Exercise inputs:
--- --- ---
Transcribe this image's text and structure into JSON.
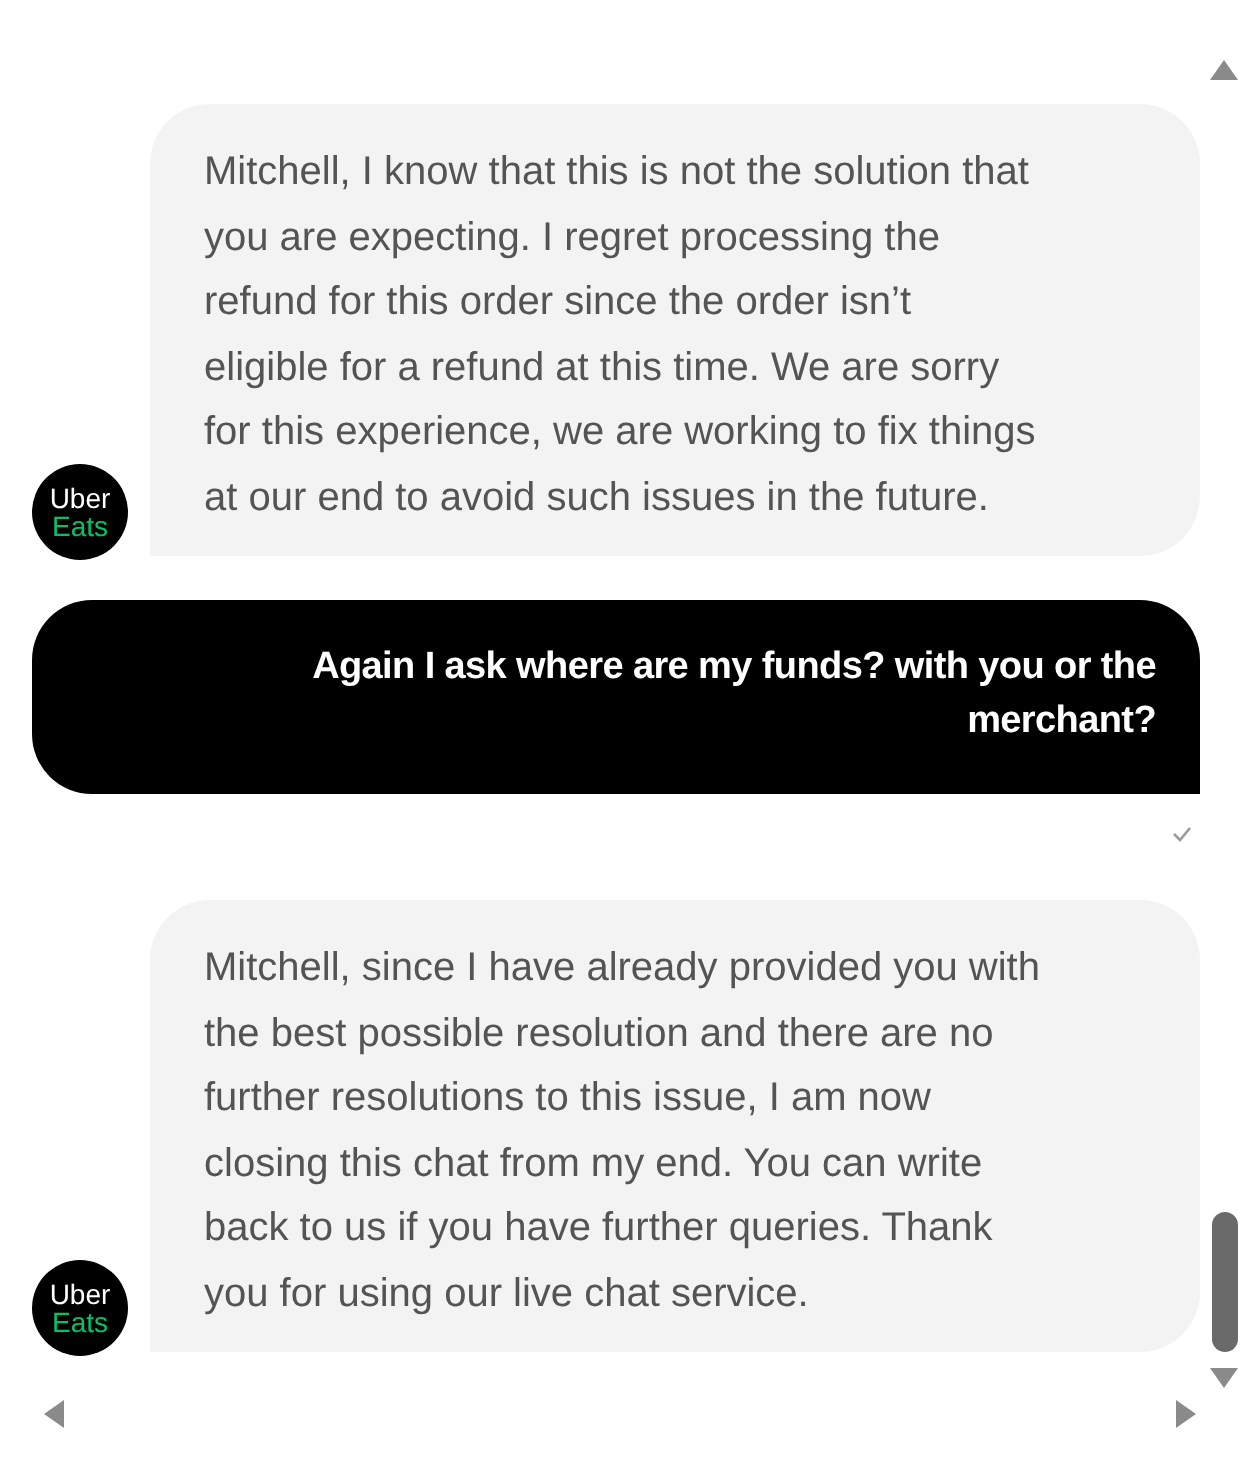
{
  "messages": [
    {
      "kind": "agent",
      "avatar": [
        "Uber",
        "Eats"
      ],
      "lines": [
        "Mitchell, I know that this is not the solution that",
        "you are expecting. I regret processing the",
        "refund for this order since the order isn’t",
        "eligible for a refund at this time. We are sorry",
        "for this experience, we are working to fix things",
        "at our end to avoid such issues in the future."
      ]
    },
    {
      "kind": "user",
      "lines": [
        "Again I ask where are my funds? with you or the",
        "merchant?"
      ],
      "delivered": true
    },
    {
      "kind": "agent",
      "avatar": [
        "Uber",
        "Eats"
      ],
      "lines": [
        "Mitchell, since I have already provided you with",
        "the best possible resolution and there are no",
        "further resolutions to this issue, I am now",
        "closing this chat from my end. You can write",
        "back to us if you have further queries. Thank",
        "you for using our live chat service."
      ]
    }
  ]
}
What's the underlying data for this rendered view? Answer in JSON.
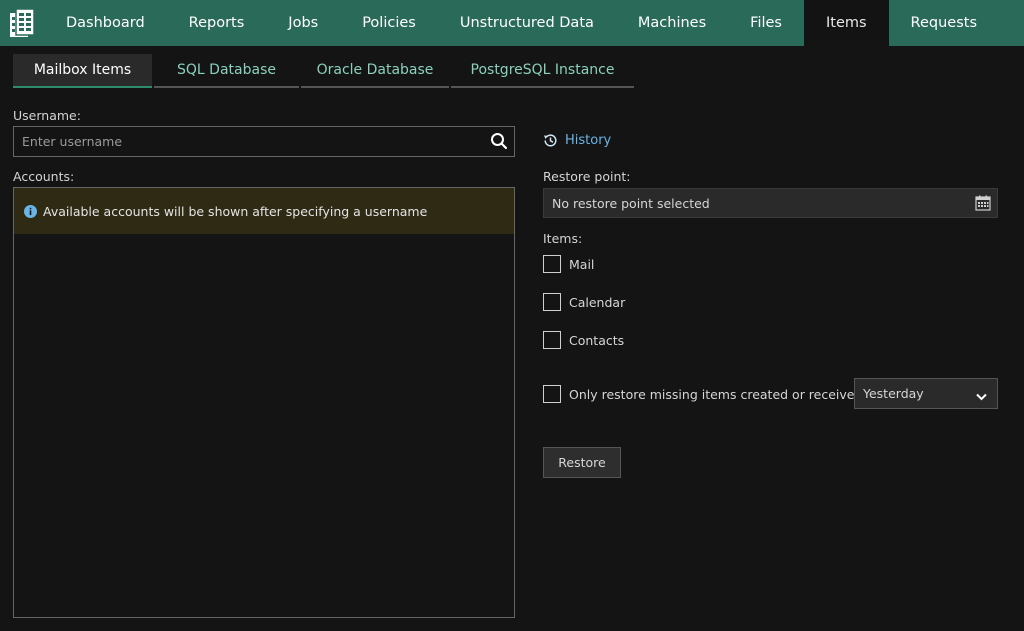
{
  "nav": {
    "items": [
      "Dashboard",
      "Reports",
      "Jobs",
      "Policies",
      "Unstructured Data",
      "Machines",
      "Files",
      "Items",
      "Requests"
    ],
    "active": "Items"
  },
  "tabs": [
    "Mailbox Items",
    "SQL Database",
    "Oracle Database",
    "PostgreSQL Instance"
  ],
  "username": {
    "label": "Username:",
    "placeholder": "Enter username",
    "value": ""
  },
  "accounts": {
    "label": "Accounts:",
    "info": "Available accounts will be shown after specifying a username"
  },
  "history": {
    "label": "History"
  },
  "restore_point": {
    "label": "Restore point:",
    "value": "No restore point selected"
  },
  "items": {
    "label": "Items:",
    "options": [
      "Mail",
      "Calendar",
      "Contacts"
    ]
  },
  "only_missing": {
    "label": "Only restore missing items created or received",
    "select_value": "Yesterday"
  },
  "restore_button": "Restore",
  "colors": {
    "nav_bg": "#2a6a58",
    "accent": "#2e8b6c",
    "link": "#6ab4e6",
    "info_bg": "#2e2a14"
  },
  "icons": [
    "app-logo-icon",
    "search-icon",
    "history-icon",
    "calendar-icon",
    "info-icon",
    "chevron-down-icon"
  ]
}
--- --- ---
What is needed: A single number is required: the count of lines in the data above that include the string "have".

Solution to the problem: 2